Directions for this task: Here you must reproduce each line of the data exactly.
Segment Start: Data for the task
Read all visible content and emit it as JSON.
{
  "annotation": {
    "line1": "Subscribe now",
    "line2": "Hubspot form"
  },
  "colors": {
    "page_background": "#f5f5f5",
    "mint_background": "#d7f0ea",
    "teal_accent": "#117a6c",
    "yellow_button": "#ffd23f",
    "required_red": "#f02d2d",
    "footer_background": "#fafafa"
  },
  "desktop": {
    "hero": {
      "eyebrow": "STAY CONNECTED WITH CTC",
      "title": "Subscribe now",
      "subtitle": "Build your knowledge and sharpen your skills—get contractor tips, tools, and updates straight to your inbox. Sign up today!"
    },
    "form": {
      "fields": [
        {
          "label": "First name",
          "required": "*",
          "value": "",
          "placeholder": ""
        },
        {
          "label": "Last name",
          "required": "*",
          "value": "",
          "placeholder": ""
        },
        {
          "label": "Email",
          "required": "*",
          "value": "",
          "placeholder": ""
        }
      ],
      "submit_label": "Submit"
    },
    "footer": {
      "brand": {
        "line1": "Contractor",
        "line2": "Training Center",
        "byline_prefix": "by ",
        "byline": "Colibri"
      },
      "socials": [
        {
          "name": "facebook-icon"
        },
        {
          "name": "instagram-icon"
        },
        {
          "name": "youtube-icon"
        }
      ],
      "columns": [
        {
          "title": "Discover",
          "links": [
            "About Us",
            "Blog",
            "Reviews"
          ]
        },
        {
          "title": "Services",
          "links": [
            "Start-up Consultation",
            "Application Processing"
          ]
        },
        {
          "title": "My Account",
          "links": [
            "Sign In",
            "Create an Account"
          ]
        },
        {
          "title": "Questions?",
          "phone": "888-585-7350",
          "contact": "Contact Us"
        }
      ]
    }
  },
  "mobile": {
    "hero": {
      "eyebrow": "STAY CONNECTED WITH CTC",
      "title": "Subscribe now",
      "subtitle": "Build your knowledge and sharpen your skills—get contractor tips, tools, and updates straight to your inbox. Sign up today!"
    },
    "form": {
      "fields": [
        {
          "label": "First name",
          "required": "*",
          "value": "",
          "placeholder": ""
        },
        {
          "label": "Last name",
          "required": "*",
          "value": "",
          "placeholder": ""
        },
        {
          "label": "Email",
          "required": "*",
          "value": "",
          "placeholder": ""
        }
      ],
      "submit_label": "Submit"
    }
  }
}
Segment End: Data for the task
Finished exercise:
Read all visible content and emit it as JSON.
{
  "annotation": {
    "line1": "Subscribe now",
    "line2": "Hubspot form"
  },
  "colors": {
    "page_background": "#f5f5f5",
    "mint_background": "#d7f0ea",
    "teal_accent": "#117a6c",
    "yellow_button": "#ffd23f",
    "required_red": "#f02d2d",
    "footer_background": "#fafafa"
  },
  "desktop": {
    "hero": {
      "eyebrow": "STAY CONNECTED WITH CTC",
      "title": "Subscribe now",
      "subtitle": "Build your knowledge and sharpen your skills—get contractor tips, tools, and updates straight to your inbox. Sign up today!"
    },
    "form": {
      "fields": [
        {
          "label": "First name",
          "required": "*",
          "value": "",
          "placeholder": ""
        },
        {
          "label": "Last name",
          "required": "*",
          "value": "",
          "placeholder": ""
        },
        {
          "label": "Email",
          "required": "*",
          "value": "",
          "placeholder": ""
        }
      ],
      "submit_label": "Submit"
    },
    "footer": {
      "brand": {
        "line1": "Contractor",
        "line2": "Training Center",
        "byline_prefix": "by ",
        "byline": "Colibri"
      },
      "socials": [
        {
          "name": "facebook-icon"
        },
        {
          "name": "instagram-icon"
        },
        {
          "name": "youtube-icon"
        }
      ],
      "columns": [
        {
          "title": "Discover",
          "links": [
            "About Us",
            "Blog",
            "Reviews"
          ]
        },
        {
          "title": "Services",
          "links": [
            "Start-up Consultation",
            "Application Processing"
          ]
        },
        {
          "title": "My Account",
          "links": [
            "Sign In",
            "Create an Account"
          ]
        },
        {
          "title": "Questions?",
          "phone": "888-585-7350",
          "contact": "Contact Us"
        }
      ]
    }
  },
  "mobile": {
    "hero": {
      "eyebrow": "STAY CONNECTED WITH CTC",
      "title": "Subscribe now",
      "subtitle": "Build your knowledge and sharpen your skills—get contractor tips, tools, and updates straight to your inbox. Sign up today!"
    },
    "form": {
      "fields": [
        {
          "label": "First name",
          "required": "*",
          "value": "",
          "placeholder": ""
        },
        {
          "label": "Last name",
          "required": "*",
          "value": "",
          "placeholder": ""
        },
        {
          "label": "Email",
          "required": "*",
          "value": "",
          "placeholder": ""
        }
      ],
      "submit_label": "Submit"
    }
  }
}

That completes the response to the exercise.